▶ EXERCISE PROMPT: The following entries should be restated word for word, pictures excluded.

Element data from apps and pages
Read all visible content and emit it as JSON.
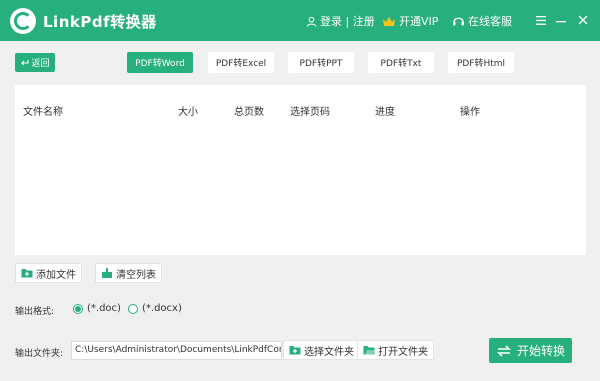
{
  "app": {
    "title": "LinkPdf转换器"
  },
  "titlebar": {
    "login_label": "登录 | 注册",
    "vip_label": "开通VIP",
    "service_label": "在线客服"
  },
  "toolbar": {
    "back_label": "返回",
    "tabs": [
      {
        "label": "PDF转Word",
        "active": true
      },
      {
        "label": "PDF转Excel",
        "active": false
      },
      {
        "label": "PDF转PPT",
        "active": false
      },
      {
        "label": "PDF转Txt",
        "active": false
      },
      {
        "label": "PDF转Html",
        "active": false
      }
    ]
  },
  "table": {
    "columns": [
      "文件名称",
      "大小",
      "总页数",
      "选择页码",
      "进度",
      "操作"
    ],
    "rows": []
  },
  "actions": {
    "add_file": "添加文件",
    "clear_list": "清空列表"
  },
  "output": {
    "format_label": "输出格式:",
    "formats": [
      {
        "label": "(*.doc)",
        "checked": true
      },
      {
        "label": "(*.docx)",
        "checked": false
      }
    ],
    "folder_label": "输出文件夹:",
    "folder_path": "C:\\Users\\Administrator\\Documents\\LinkPdfConvert",
    "select_folder": "选择文件夹",
    "open_folder": "打开文件夹",
    "start_label": "开始转换"
  },
  "colors": {
    "accent": "#27b07d",
    "vip_crown": "#f5c518"
  }
}
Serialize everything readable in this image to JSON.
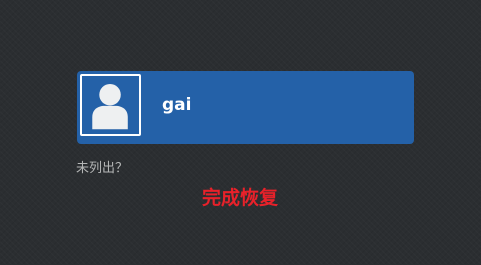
{
  "user": {
    "name": "gai",
    "avatar_icon": "user-silhouette-icon"
  },
  "login": {
    "not_listed_label": "未列出？"
  },
  "overlay": {
    "status_text": "完成恢复",
    "status_color": "#e8212a"
  },
  "colors": {
    "background": "#2b2e31",
    "selection": "#2461a8"
  }
}
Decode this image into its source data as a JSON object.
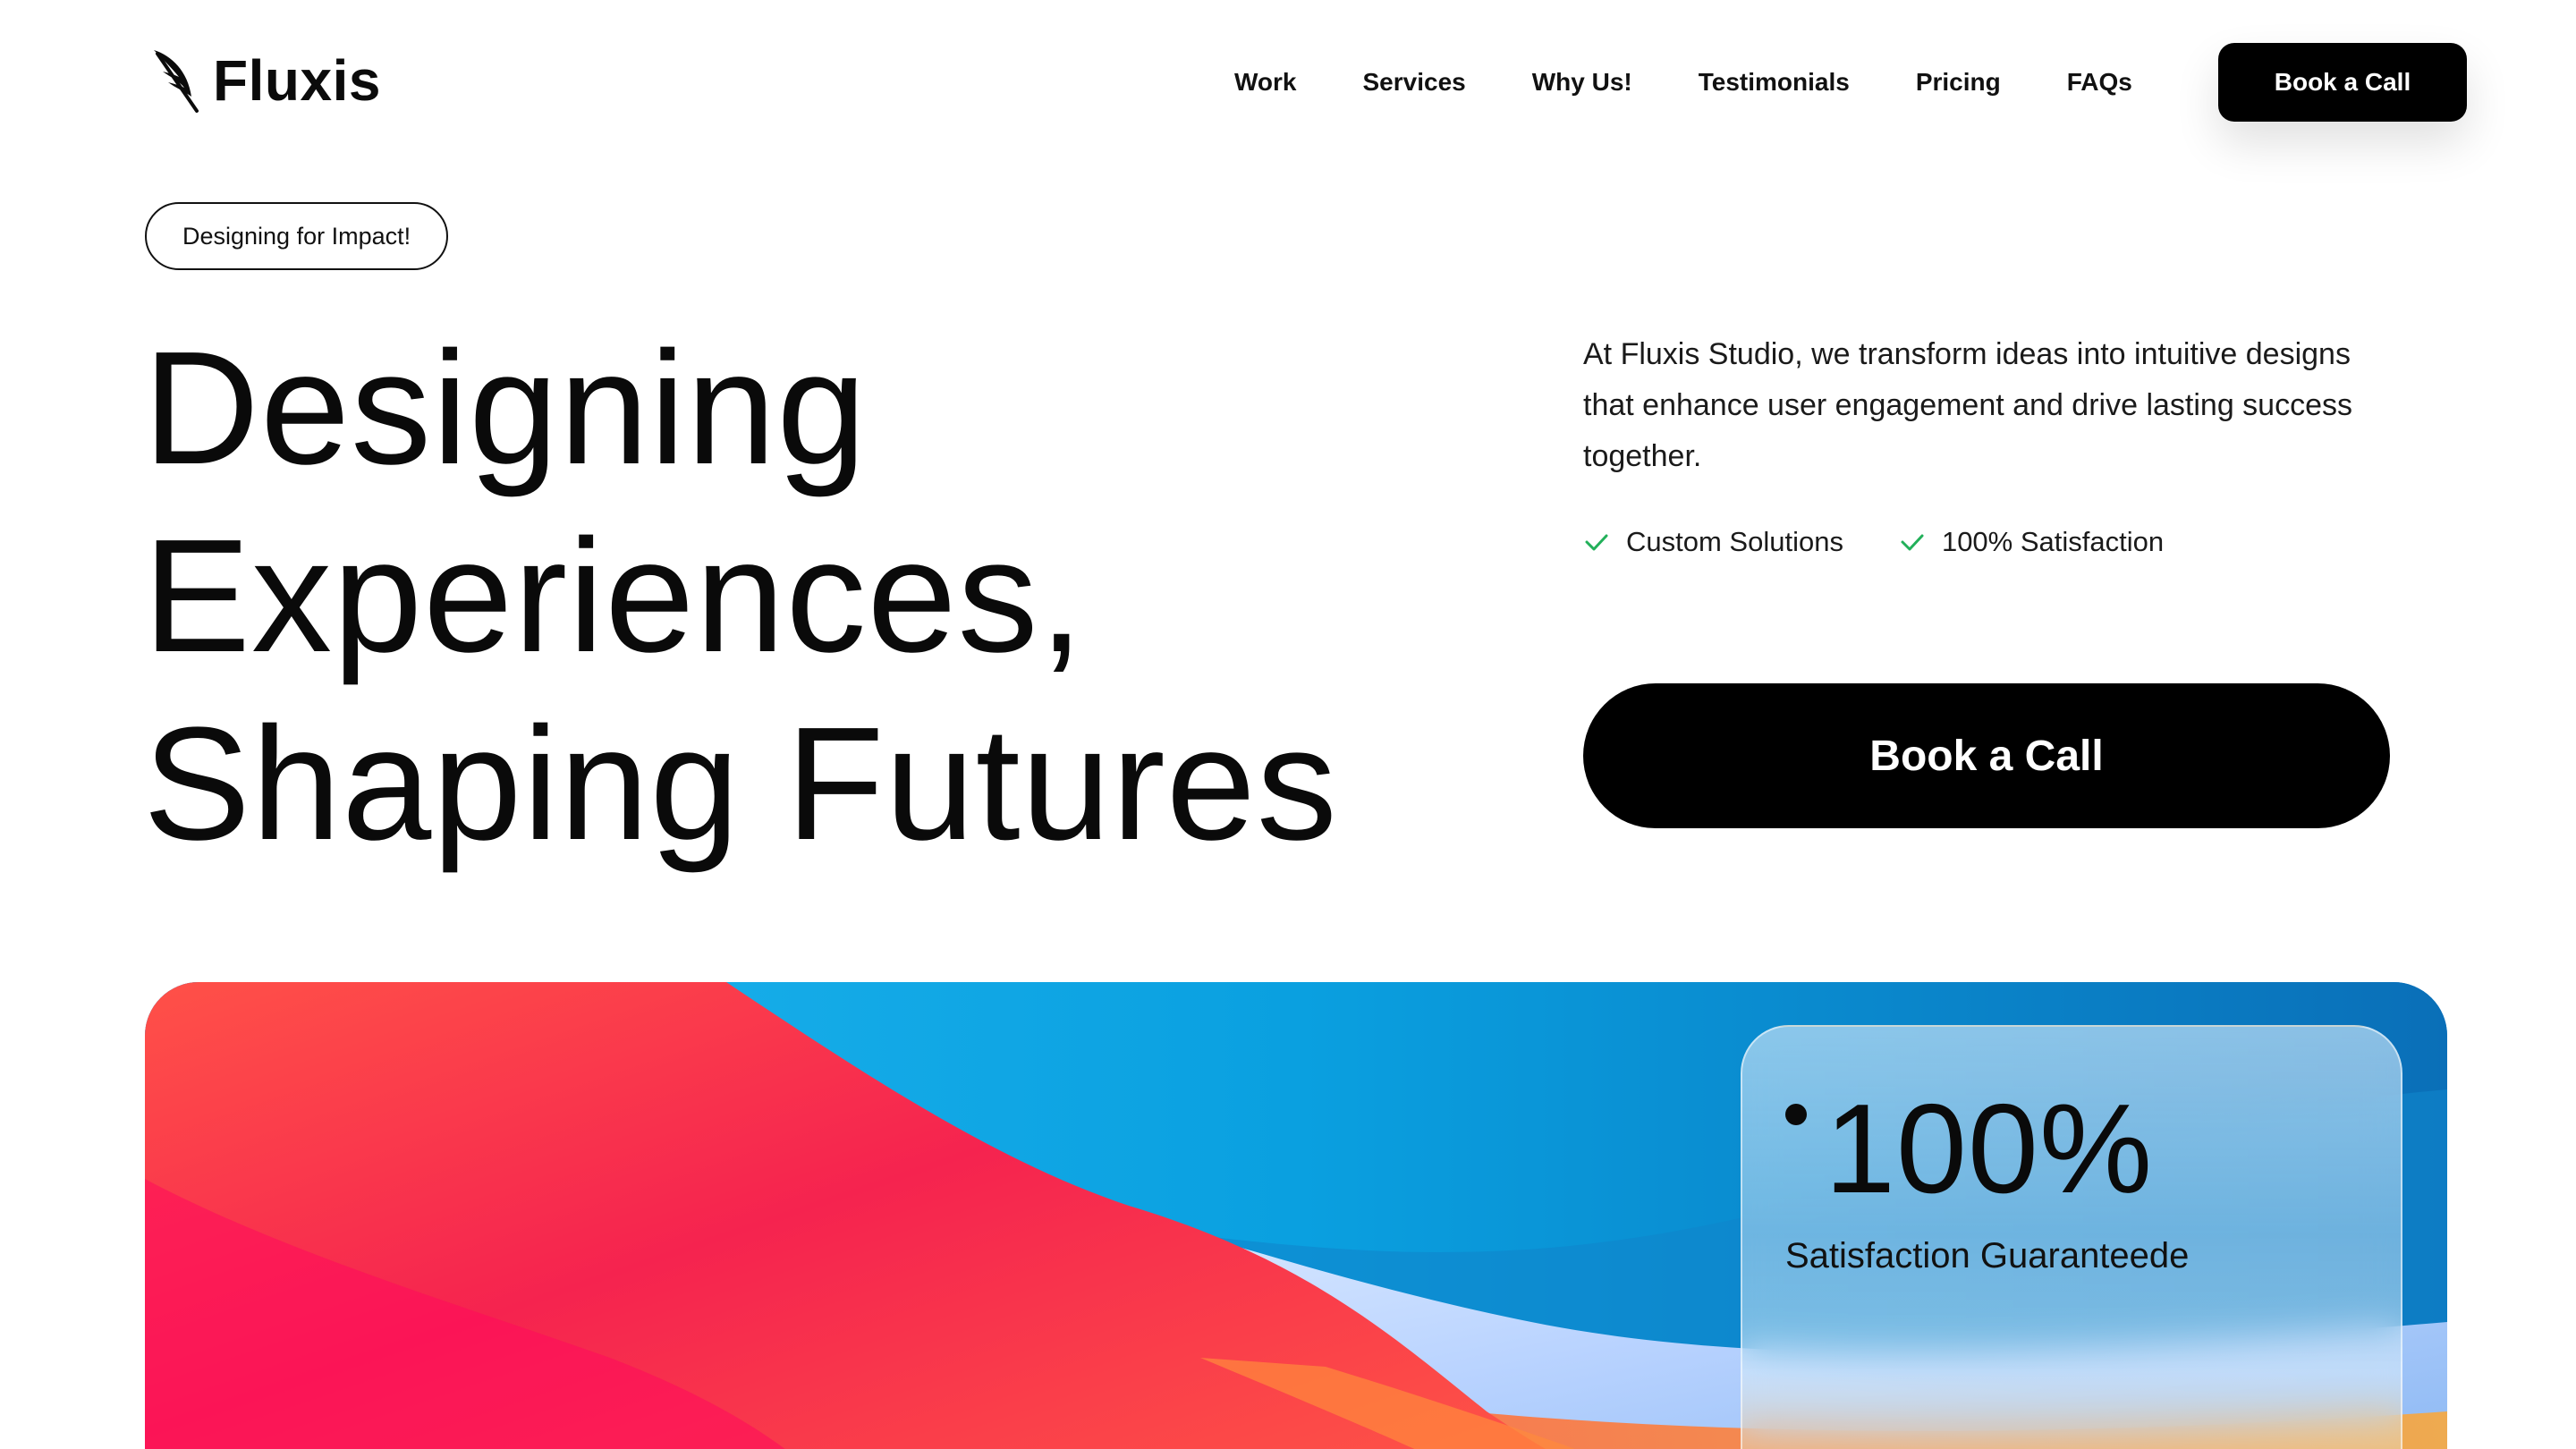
{
  "brand": {
    "name": "Fluxis",
    "icon": "feather-icon"
  },
  "nav": {
    "items": [
      {
        "label": "Work"
      },
      {
        "label": "Services"
      },
      {
        "label": "Why Us!"
      },
      {
        "label": "Testimonials"
      },
      {
        "label": "Pricing"
      },
      {
        "label": "FAQs"
      }
    ],
    "cta_label": "Book a Call"
  },
  "hero": {
    "badge": "Designing for Impact!",
    "title_lines": [
      "Designing",
      "Experiences,",
      "Shaping Futures"
    ],
    "description": "At Fluxis Studio, we transform ideas into intuitive designs that enhance user engagement and drive lasting success together.",
    "features": [
      {
        "label": "Custom Solutions",
        "icon": "check-icon"
      },
      {
        "label": "100% Satisfaction",
        "icon": "check-icon"
      }
    ],
    "cta_label": "Book a Call"
  },
  "stat_card": {
    "value": "100%",
    "label": "Satisfaction Guaranteede"
  },
  "colors": {
    "accent": "#000000",
    "check": "#22b05a",
    "wave_red": "#f0264e",
    "wave_blue": "#1aa9e6",
    "wave_orange": "#f6a53c"
  }
}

▶ SOLUTION FOR THIS TASK:
Read all visible content and emit it as JSON.
{
  "app": {
    "title": "LinkPdf转换器"
  },
  "titlebar": {
    "login_label": "登录 | 注册",
    "vip_label": "开通VIP",
    "service_label": "在线客服"
  },
  "toolbar": {
    "back_label": "返回",
    "tabs": [
      {
        "label": "PDF转Word",
        "active": true
      },
      {
        "label": "PDF转Excel",
        "active": false
      },
      {
        "label": "PDF转PPT",
        "active": false
      },
      {
        "label": "PDF转Txt",
        "active": false
      },
      {
        "label": "PDF转Html",
        "active": false
      }
    ]
  },
  "table": {
    "columns": [
      "文件名称",
      "大小",
      "总页数",
      "选择页码",
      "进度",
      "操作"
    ],
    "rows": []
  },
  "actions": {
    "add_file": "添加文件",
    "clear_list": "清空列表"
  },
  "output": {
    "format_label": "输出格式:",
    "formats": [
      {
        "label": "(*.doc)",
        "checked": true
      },
      {
        "label": "(*.docx)",
        "checked": false
      }
    ],
    "folder_label": "输出文件夹:",
    "folder_path": "C:\\Users\\Administrator\\Documents\\LinkPdfConvert",
    "select_folder": "选择文件夹",
    "open_folder": "打开文件夹",
    "start_label": "开始转换"
  },
  "colors": {
    "accent": "#27b07d",
    "vip_crown": "#f5c518"
  }
}
Serialize everything readable in this image to JSON.
{
  "user": {
    "name": "gai",
    "avatar_icon": "user-silhouette-icon"
  },
  "login": {
    "not_listed_label": "未列出？"
  },
  "overlay": {
    "status_text": "完成恢复",
    "status_color": "#e8212a"
  },
  "colors": {
    "background": "#2b2e31",
    "selection": "#2461a8"
  }
}
Decode this image into its source data as a JSON object.
{
  "brand": {
    "name": "Fluxis",
    "icon": "feather-icon"
  },
  "nav": {
    "items": [
      {
        "label": "Work"
      },
      {
        "label": "Services"
      },
      {
        "label": "Why Us!"
      },
      {
        "label": "Testimonials"
      },
      {
        "label": "Pricing"
      },
      {
        "label": "FAQs"
      }
    ],
    "cta_label": "Book a Call"
  },
  "hero": {
    "badge": "Designing for Impact!",
    "title_lines": [
      "Designing",
      "Experiences,",
      "Shaping Futures"
    ],
    "description": "At Fluxis Studio, we transform ideas into intuitive designs that enhance user engagement and drive lasting success together.",
    "features": [
      {
        "label": "Custom Solutions",
        "icon": "check-icon"
      },
      {
        "label": "100% Satisfaction",
        "icon": "check-icon"
      }
    ],
    "cta_label": "Book a Call"
  },
  "stat_card": {
    "value": "100%",
    "label": "Satisfaction Guaranteede"
  },
  "colors": {
    "accent": "#000000",
    "check": "#22b05a",
    "wave_red": "#f0264e",
    "wave_blue": "#1aa9e6",
    "wave_orange": "#f6a53c"
  }
}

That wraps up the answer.